PNS National Newscast

Audio Activation
"Siri, play the Public News Service (podcast)"
"Hey Google, play the Public News Service podcast"
"Alexa, play Public News Service podcast"
or "Alexa, what's my news flash?" once you set it up in the Alexa app


Audio Activation
"Siri, play the 2020Talks podcast"
"Hey Google, play the 2020Talks podcast"
"Alexa, play Two-Thousand-Twenty Talks podcast"
or "Alexa, what's my news flash?" once you set it up in the Alexa app


PNS Daily Newscast - August 3, 2020 

Negotiations to resume today on a COVID-19 relief package; advocates brace for surge in homeless Americans.

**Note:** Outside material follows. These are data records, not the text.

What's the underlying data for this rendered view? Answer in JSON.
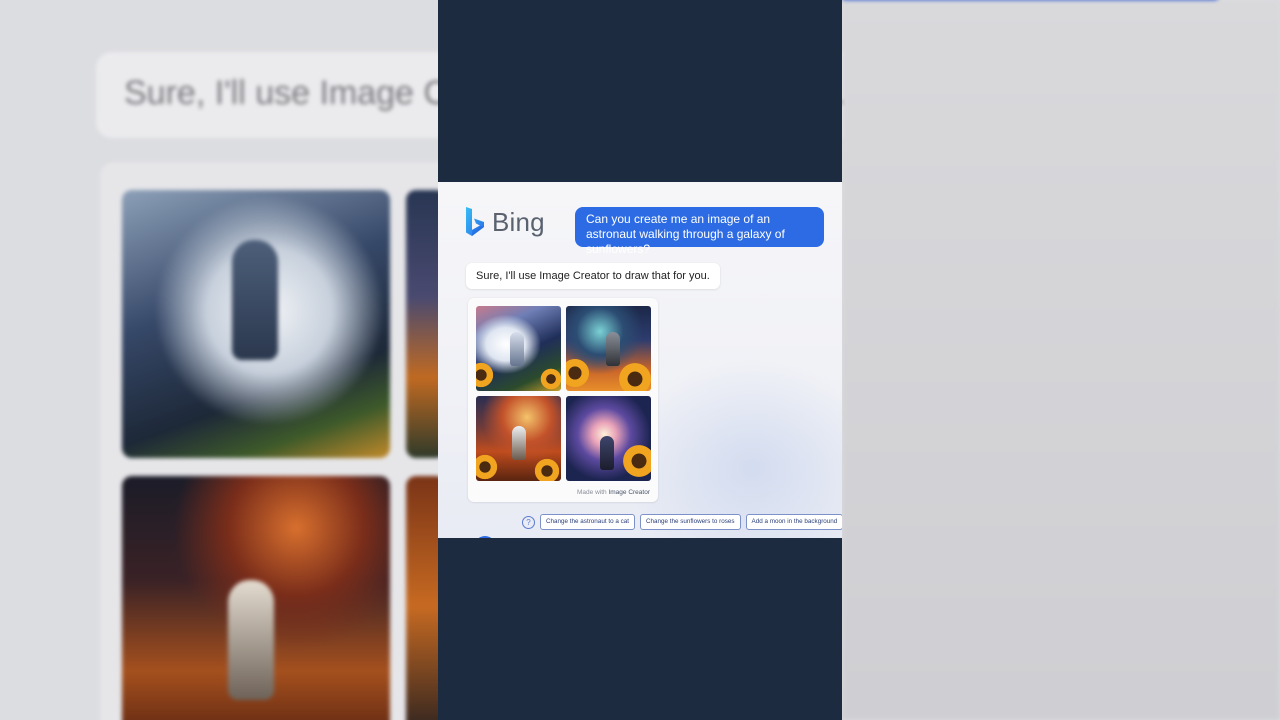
{
  "background": {
    "bubble_text": "Sure, I'll use Image C",
    "bubble_text_tail": "."
  },
  "chat": {
    "brand": "Bing",
    "user_message": "Can you create me an image of an astronaut walking through a galaxy of sunflowers?",
    "bot_message": "Sure, I'll use Image Creator to draw that for you.",
    "made_with_prefix": "Made with ",
    "made_with_link": "Image Creator",
    "suggestions": [
      "Change the astronaut to a cat",
      "Change the sunflowers to roses",
      "Add a moon in the background"
    ],
    "help_icon": "?"
  },
  "colors": {
    "accent": "#2c6be4",
    "dark_column": "#1d2b40"
  },
  "icons": {
    "logo": "bing-logo-icon",
    "help": "question-circle-icon"
  }
}
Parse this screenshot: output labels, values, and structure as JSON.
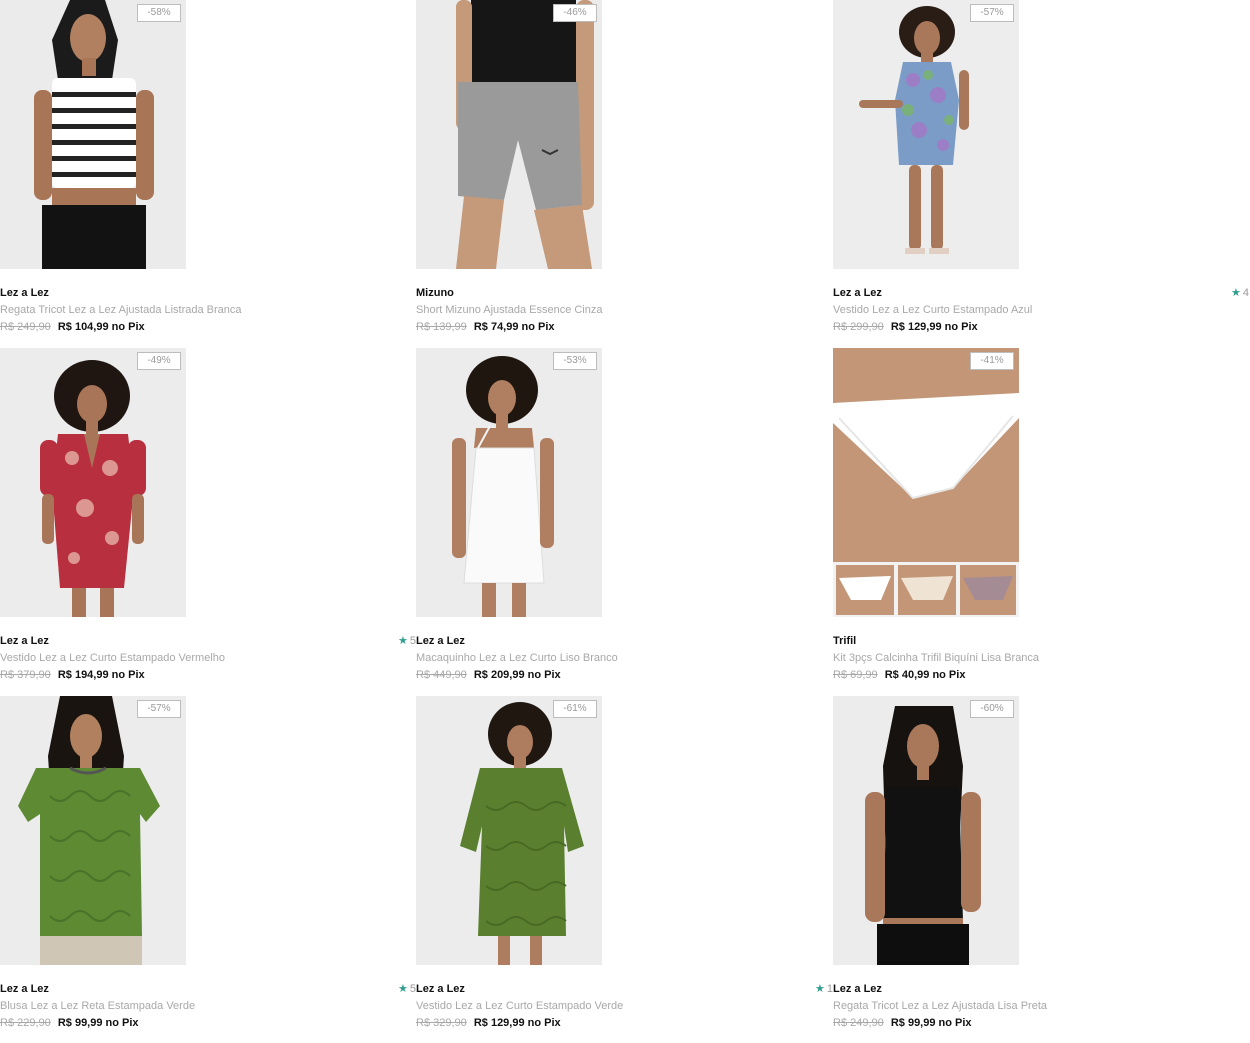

2020Talks - August 3, 2020 

Concerns about U.S. Postal Service delays and voter intimidation from voting rights advocates. Plus, Joe Biden calls for emergency housing legislation.

Report: Early Elective C-Sections Risky for Babies

January 12, 2009

Des Moines, IA – More than a quarter of the births in Iowa now are Cesarean sections and a new study from the National Institute of Child Health and Human Development finds that C-sections scheduled before 39 weeks of pregnancy when there is no medical emergency - are risky to the baby. The newborn is more likely to have serious health problems, especially respiratory issues, according to the study.

Lisa Houchins, with the Iowa chapter of the International Cesarean Awareness Network, says timing is everything, and earlier is not better.

"Infants that are born at 37 weeks are four-times more likely to have respiratory issues over infants who are born by scheduled C-sections at 39 weeks."

The study did not examine C-section emergency procedures, only those procedures categorized as elective. The medical community considers a baby full term at 37 weeks, but Houchins says that guideline should be changed.

"The general policy should not be inducing women early for no medical reason, and we should not be doing surgery on people for no medical reason."

The report found that, while most babies with complications recover quickly, they can need testing, treatment and expensive intensive care, which lengthens their hospital stay. Many experts say the study provides important information to help women and their doctors make decisions about having C-sections, or the timing of them, if they do.

The report is published in the January 8 issue of the New England Journal of Medicine.

Dick Layman/Craig Eicher, Public News Service - IA